In this call, if you look at the query parameters, you can see I'm looking for places within a 20-mile radius of the given coordinates. The coordinates are inside Yosemite National Park. Here's part of the long response that shows up in the browser; I've omitted some parts for space:

   "html_attributions" : [],
   "results" : [
         "geometry" : {
            "location" : {
               "lat" : 37.8415208,
               "lng" : -119.5748827
         "icon" : "",
         "id" : "2a713c96488f6f12c63bb32d343a5c005138e33e",
         "name" : "Tioga Road",
         "place_id" : "ChIJQymKaJf6loARpN9LCzCkRz4",
         "reference" : ...
         "geometry" : {
            "location" : {
               "lat" : 37.8651011,
               "lng" : -119.5383294
         "id" : "fb2429c43eec383d3740f2d5c054a2d3bc1eae84",
         "name" : "Yosemite National Park",
         "opening_hours" : {
            "open_now" : true,
            "weekday_text" : []
         "photos" : [
         "place_id" : "ChIJxeyK9Z3wloAR_gOA7SycJC0",
         "rating" : 4.7,
         "reference" :  ...,
         "types" : [ "park", "point_of_interest", "establishment" ],
         "vicinity" : "CA"
   "status" : "OK"

Of course, this is just a big JSON file, but how you use this file in your own app is up to you.
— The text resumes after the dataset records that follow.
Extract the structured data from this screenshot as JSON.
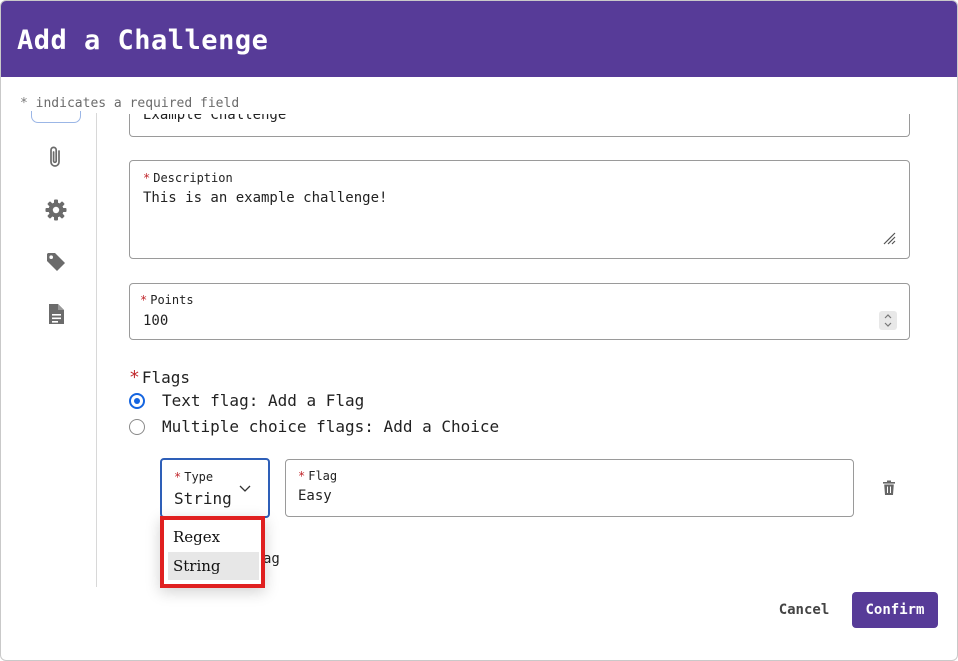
{
  "header": {
    "title": "Add a Challenge"
  },
  "required_note": {
    "star": "*",
    "text": "indicates a required field"
  },
  "sidebar": {
    "icons": [
      "paperclip-icon",
      "gear-icon",
      "tag-icon",
      "document-icon"
    ]
  },
  "form": {
    "name": {
      "value": "Example Challenge"
    },
    "description": {
      "star": "*",
      "label": "Description",
      "value": "This is an example challenge!"
    },
    "points": {
      "star": "*",
      "label": "Points",
      "value": "100"
    },
    "flags": {
      "star": "*",
      "heading": "Flags",
      "options": [
        {
          "label": "Text flag: Add a Flag",
          "checked": true
        },
        {
          "label": "Multiple choice flags: Add a Choice",
          "checked": false
        }
      ],
      "type": {
        "star": "*",
        "label": "Type",
        "value": "String",
        "options": [
          "Regex",
          "String"
        ]
      },
      "flag": {
        "star": "*",
        "label": "Flag",
        "value": "Easy"
      },
      "obscured_text": "ag"
    }
  },
  "footer": {
    "cancel_label": "Cancel",
    "confirm_label": "Confirm"
  },
  "colors": {
    "header": "#573b98",
    "confirm": "#573b98",
    "required_star": "#c0262b",
    "radio_selected": "#1565e0",
    "dropdown_highlight": "#e02020"
  }
}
Instead of just plopping an API call into the browser address bar, you could make the call from your JavaScript code, work through the JSON results and use them in your app.

Jeff Cogswell